Sunday, March 30, 2008

Obama is the realization of King's dream

I wasn't born when Martin Luther King Jr. delivered his "I Have A Dream" speech, but I have seen and heard it many times. It is more powerful to watch it, each time it brings me to tears because of King's oratory ability, the conditions of the time and his vision for a better tomorrow.

King would be struck down by an assassin's bullet before his dream was realized. Much has been written about how far we have come since that fatal day in Memphis 40 years ago. What would King say about where we are? If he were here today, I think he might say there has been progress, but there is a long way to go. Racial prejudice still exists and will likely never go away. Black people still lag behind whites economically. Misunderstanding and mistrust still exist based on racial and ethnic backgrounds.

If King were here today, he'd be 79 years old and likely tired and weary from the struggle. Undoubtedly, he would be looking to others to carry the baton for advancement and improved race relations. He would be looking for someone else to be the torch bearer, the bright light, the beacon of hope.

I think he would look at Barack Obama and say: "You are the embodiment of what I spoke of that hot summer day back in August of 1963. You, Barack, are what I dreamed of."

That Obama, a man borne of a white mother and Kenyan father, would be running for President of the United States and show an ability to unite people across racial lines would undoubtedly make King proud. He might equally sing the praises of Tiger Woods, a multi-ethnic athlete universally embraced across racial lines and married to a white woman.
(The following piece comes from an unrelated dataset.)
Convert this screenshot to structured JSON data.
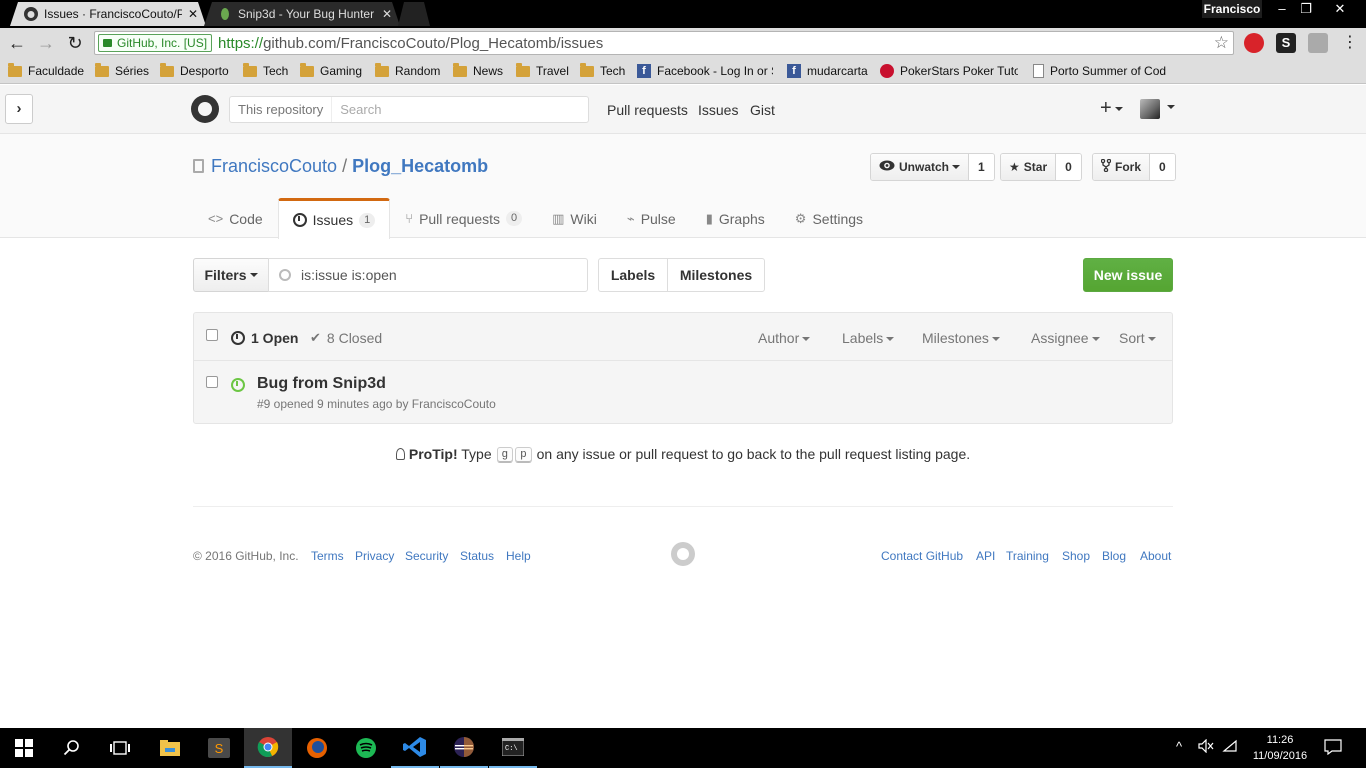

But it isn't these men themselves that King would be proud of, but the conditions and progress that make their success possible. King dreamed of an America where a man would be seen not for the color of his skin, but the content of his character.

Yes, Dr. King, we still have a way to go, but we have come a long way toward that dream of yours.

Is Barack Obama the realization of Martin Luther King's dream?
No free polls